→ Task to complete: Collect each line of the entries that holds the string "name".

→ Records contained in a dataset:
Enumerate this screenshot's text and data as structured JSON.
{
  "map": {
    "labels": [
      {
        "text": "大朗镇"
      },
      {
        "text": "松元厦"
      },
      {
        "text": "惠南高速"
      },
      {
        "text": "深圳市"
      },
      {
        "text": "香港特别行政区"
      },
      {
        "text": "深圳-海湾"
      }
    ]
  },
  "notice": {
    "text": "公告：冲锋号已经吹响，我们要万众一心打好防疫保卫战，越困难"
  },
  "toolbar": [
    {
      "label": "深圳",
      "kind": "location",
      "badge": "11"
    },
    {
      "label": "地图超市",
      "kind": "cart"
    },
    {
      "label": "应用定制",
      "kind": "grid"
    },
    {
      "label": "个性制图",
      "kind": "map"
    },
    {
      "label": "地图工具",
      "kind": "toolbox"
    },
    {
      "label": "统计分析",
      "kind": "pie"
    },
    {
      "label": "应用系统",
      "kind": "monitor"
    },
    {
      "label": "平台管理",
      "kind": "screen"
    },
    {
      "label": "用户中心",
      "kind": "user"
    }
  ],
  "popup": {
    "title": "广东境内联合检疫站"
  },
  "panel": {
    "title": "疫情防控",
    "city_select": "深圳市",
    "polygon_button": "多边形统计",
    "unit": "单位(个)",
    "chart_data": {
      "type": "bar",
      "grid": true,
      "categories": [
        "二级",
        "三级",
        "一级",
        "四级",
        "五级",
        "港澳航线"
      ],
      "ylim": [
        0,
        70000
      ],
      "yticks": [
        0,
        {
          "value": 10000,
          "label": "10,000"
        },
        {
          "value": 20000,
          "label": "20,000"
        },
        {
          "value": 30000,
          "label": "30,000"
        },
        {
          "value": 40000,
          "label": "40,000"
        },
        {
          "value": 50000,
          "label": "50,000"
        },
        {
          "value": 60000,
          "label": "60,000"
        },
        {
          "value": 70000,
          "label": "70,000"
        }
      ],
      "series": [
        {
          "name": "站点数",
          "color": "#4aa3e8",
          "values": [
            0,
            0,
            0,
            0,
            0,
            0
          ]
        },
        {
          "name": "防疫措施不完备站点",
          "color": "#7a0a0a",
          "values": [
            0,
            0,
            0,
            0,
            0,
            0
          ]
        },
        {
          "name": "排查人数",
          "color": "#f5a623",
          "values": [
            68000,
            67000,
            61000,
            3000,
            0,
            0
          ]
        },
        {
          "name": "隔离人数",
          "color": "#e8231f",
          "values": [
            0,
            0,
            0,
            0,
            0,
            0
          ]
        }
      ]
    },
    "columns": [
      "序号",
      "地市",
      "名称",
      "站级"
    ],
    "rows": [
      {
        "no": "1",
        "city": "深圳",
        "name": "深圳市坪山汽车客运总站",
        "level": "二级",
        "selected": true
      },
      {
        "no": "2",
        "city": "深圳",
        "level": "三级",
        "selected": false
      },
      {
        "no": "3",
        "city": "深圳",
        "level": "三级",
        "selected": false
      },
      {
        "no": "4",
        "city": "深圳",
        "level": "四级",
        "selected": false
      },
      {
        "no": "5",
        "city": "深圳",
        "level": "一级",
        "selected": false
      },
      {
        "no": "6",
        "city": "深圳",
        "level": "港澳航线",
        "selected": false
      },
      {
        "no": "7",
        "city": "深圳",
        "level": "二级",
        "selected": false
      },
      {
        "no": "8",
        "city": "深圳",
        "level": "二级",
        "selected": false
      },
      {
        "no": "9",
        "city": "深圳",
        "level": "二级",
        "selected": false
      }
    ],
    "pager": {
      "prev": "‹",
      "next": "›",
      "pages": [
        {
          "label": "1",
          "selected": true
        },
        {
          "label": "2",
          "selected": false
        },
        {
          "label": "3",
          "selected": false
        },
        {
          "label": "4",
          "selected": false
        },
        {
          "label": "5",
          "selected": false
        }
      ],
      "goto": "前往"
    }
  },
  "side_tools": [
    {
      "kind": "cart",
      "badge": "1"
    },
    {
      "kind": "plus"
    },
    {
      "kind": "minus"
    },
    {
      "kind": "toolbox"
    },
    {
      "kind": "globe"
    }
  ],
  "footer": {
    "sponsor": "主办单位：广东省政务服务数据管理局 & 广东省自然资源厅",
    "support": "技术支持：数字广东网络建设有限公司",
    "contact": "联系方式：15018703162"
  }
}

→ Solution for this exercise:
          "name": "站点数",
          "name": "防疫措施不完备站点",
          "name": "排查人数",
          "name": "隔离人数",
        "name": "深圳市坪山汽车客运总站",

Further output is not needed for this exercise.